What you are asked to do
Could you count how many lines of the data include "kind" and answer with the number only?

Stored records
····················

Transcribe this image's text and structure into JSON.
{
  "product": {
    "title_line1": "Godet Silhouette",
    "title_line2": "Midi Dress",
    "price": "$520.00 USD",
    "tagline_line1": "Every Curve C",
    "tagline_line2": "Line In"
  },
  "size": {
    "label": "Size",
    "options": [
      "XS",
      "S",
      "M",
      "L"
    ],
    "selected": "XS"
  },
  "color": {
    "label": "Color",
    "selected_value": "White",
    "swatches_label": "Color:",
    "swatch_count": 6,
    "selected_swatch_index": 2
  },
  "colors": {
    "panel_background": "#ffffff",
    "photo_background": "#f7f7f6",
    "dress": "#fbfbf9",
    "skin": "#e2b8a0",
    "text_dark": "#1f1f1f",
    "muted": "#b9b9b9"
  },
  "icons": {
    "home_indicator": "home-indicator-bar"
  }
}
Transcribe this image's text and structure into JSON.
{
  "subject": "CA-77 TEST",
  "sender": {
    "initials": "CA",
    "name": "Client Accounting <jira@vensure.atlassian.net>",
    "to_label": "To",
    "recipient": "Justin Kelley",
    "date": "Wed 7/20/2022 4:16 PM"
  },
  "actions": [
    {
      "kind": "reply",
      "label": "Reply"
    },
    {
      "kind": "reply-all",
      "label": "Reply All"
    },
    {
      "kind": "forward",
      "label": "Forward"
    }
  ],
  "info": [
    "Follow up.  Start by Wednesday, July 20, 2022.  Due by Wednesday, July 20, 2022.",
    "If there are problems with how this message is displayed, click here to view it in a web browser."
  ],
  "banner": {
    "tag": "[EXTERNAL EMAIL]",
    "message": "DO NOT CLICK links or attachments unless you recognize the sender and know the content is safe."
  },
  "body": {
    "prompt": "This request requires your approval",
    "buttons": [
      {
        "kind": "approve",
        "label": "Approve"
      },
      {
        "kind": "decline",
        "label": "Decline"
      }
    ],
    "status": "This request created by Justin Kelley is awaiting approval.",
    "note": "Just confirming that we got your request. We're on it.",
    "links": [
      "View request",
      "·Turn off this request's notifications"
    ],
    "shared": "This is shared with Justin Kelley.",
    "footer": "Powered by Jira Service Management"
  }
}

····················

Response for this exercise
5